There is increasing evidence for the utility of mindfulness training as a clinical intervention. Most of this research has examined secular-based mindfulness instruction. The current study examined the effects of a 10-day Buddhist mindfulness meditation course on the psychological symptoms of 53 participants. A repeated-measures analysis of variance indicated reductions in overall psychological distress from the pre-course baseline to a 3-month follow-up. Correlation analyses indicated that the reported reduction in psychological distress was not influenced by social desirability bias and that the effect was not dependent on daily meditation between course completion and follow-up. Issues regarding modality of mindfulness training (secular versus Buddhist) are discussed.

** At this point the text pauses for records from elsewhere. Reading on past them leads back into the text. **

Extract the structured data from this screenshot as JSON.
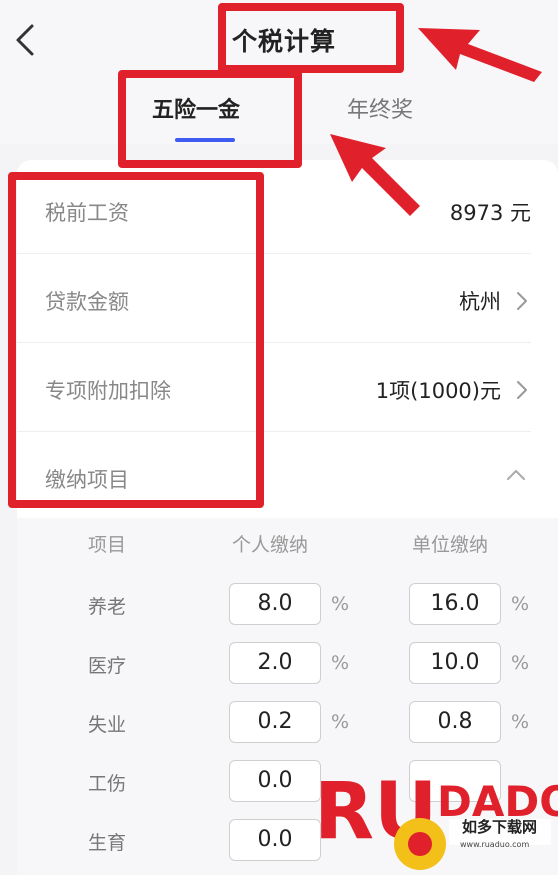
{
  "header": {
    "title": "个税计算"
  },
  "tabs": [
    {
      "label": "五险一金"
    },
    {
      "label": "年终奖"
    }
  ],
  "form": {
    "rows": [
      {
        "label": "税前工资",
        "value": "8973 元"
      },
      {
        "label": "贷款金额",
        "value": "杭州"
      },
      {
        "label": "专项附加扣除",
        "value": "1项(1000)元"
      },
      {
        "label": "缴纳项目",
        "value": ""
      }
    ]
  },
  "contributions": {
    "headers": [
      "项目",
      "个人缴纳",
      "单位缴纳"
    ],
    "items": [
      {
        "name": "养老",
        "personal": "8.0",
        "company": "16.0"
      },
      {
        "name": "医疗",
        "personal": "2.0",
        "company": "10.0"
      },
      {
        "name": "失业",
        "personal": "0.2",
        "company": "0.8"
      },
      {
        "name": "工伤",
        "personal": "0.0",
        "company": ""
      },
      {
        "name": "生育",
        "personal": "0.0",
        "company": ""
      }
    ],
    "unit": "%"
  },
  "watermark": {
    "brand": "RUADADO",
    "name": "如多下载网",
    "url": "www.ruaduo.com"
  },
  "colors": {
    "accent": "#3e5cf2",
    "annotation": "#e0202a"
  }
}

<p>Cognitive-behavioral approaches to alcohol and drug use disorders have received considerable empirical support over the past 20 years. One cognitive-behavioral treatment, relapse prevention, was initially designed as an adjunct to existing treatments. It has also been extensively used as a stand-alone treatment and serves as the basis for several other cognitive and behavioral treatments. After a brief review of relapse prevention, as well as the hypothesized mechanisms of change in cognitive and behavioral treatments, we will describe a "new" approach to alcohol and drug problems called mindfulness-based relapse prevention. Preliminary data in support of mindfulness-meditation as a treatment for addictive behavior are provided and directions for future research are discussed.</p>